(Excerpts from an interface dataset)
== == ==

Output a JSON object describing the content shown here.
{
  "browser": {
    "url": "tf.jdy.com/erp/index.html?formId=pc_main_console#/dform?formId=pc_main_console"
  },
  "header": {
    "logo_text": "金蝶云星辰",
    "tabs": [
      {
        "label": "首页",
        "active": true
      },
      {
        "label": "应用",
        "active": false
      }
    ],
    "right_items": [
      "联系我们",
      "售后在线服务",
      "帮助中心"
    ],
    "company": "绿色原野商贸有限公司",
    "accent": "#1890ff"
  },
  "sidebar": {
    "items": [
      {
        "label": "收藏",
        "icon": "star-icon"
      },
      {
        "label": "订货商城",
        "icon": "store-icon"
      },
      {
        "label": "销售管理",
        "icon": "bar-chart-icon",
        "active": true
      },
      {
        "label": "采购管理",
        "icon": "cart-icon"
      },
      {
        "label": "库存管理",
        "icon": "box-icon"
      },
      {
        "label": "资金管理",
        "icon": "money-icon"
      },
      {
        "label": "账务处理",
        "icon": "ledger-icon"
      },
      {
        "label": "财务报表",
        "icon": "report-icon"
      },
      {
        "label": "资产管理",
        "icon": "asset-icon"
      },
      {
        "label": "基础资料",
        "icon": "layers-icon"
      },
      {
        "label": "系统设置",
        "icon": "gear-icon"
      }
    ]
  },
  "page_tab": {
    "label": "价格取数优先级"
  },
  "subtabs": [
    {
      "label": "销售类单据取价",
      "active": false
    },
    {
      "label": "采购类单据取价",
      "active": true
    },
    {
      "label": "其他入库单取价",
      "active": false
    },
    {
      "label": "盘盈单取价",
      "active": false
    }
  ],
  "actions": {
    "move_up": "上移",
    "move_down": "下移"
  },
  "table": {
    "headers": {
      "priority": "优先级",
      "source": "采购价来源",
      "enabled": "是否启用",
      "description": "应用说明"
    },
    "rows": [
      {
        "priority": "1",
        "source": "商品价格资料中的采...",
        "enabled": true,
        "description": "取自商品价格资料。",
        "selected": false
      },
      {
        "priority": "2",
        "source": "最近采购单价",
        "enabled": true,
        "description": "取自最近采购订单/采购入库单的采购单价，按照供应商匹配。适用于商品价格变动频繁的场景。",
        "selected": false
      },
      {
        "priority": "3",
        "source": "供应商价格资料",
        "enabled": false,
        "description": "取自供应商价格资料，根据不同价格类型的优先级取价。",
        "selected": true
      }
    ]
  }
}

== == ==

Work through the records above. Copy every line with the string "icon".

        "icon": "star-icon"
        "icon": "store-icon"
        "icon": "bar-chart-icon",
        "icon": "cart-icon"
        "icon": "box-icon"
        "icon": "money-icon"
        "icon": "ledger-icon"
        "icon": "report-icon"
        "icon": "asset-icon"
        "icon": "layers-icon"
        "icon": "gear-icon"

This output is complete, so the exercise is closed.